-- What you will do --
Would you return all of this data exactly, leaving nothing out?

-- Task material --

════

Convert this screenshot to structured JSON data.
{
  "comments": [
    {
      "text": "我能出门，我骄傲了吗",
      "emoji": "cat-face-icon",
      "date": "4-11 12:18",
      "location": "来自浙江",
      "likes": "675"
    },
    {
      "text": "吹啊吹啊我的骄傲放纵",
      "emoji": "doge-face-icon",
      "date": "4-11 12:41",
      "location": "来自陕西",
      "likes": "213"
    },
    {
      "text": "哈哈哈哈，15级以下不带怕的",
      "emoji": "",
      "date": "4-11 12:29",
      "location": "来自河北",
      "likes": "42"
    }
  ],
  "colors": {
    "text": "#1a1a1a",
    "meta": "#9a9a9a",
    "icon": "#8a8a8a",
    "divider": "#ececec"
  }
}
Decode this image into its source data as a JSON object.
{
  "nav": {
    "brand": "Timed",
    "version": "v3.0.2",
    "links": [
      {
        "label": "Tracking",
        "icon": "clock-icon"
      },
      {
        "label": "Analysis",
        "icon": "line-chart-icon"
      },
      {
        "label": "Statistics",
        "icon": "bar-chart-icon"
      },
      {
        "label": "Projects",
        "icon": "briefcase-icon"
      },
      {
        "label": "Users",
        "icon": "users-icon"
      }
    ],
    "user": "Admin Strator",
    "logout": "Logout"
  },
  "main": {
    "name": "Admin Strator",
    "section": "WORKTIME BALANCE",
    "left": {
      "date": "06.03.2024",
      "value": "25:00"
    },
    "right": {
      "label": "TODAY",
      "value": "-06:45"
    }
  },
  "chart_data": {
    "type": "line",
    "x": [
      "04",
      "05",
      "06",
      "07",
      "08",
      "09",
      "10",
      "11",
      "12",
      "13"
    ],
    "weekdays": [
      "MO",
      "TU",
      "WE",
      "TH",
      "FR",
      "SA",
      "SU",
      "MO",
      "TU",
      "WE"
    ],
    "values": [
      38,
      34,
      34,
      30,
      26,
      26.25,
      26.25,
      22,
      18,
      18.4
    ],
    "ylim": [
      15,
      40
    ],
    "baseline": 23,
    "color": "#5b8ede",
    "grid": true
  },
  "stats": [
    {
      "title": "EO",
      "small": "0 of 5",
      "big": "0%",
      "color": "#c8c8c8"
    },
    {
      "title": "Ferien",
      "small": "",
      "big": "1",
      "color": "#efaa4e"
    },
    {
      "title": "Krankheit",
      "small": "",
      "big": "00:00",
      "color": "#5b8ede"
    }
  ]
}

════

-- Output for this task --
Convert this screenshot to structured JSON data.
{
  "comments": [
    {
      "text": "我能出门，我骄傲了吗",
      "emoji": "cat-face-icon",
      "date": "4-11 12:18",
      "location": "来自浙江",
      "likes": "675"
    },
    {
      "text": "吹啊吹啊我的骄傲放纵",
      "emoji": "doge-face-icon",
      "date": "4-11 12:41",
      "location": "来自陕西",
      "likes": "213"
    },
    {
      "text": "哈哈哈哈，15级以下不带怕的",
      "emoji": "",
      "date": "4-11 12:29",
      "location": "来自河北",
      "likes": "42"
    }
  ],
  "colors": {
    "text": "#1a1a1a",
    "meta": "#9a9a9a",
    "icon": "#8a8a8a",
    "divider": "#ececec"
  }
}
Decode this image into its source data as a JSON object.
{
  "nav": {
    "brand": "Timed",
    "version": "v3.0.2",
    "links": [
      {
        "label": "Tracking",
        "icon": "clock-icon"
      },
      {
        "label": "Analysis",
        "icon": "line-chart-icon"
      },
      {
        "label": "Statistics",
        "icon": "bar-chart-icon"
      },
      {
        "label": "Projects",
        "icon": "briefcase-icon"
      },
      {
        "label": "Users",
        "icon": "users-icon"
      }
    ],
    "user": "Admin Strator",
    "logout": "Logout"
  },
  "main": {
    "name": "Admin Strator",
    "section": "WORKTIME BALANCE",
    "left": {
      "date": "06.03.2024",
      "value": "25:00"
    },
    "right": {
      "label": "TODAY",
      "value": "-06:45"
    }
  },
  "chart_data": {
    "type": "line",
    "x": [
      "04",
      "05",
      "06",
      "07",
      "08",
      "09",
      "10",
      "11",
      "12",
      "13"
    ],
    "weekdays": [
      "MO",
      "TU",
      "WE",
      "TH",
      "FR",
      "SA",
      "SU",
      "MO",
      "TU",
      "WE"
    ],
    "values": [
      38,
      34,
      34,
      30,
      26,
      26.25,
      26.25,
      22,
      18,
      18.4
    ],
    "ylim": [
      15,
      40
    ],
    "baseline": 23,
    "color": "#5b8ede",
    "grid": true
  },
  "stats": [
    {
      "title": "EO",
      "small": "0 of 5",
      "big": "0%",
      "color": "#c8c8c8"
    },
    {
      "title": "Ferien",
      "small": "",
      "big": "1",
      "color": "#efaa4e"
    },
    {
      "title": "Krankheit",
      "small": "",
      "big": "00:00",
      "color": "#5b8ede"
    }
  ]
}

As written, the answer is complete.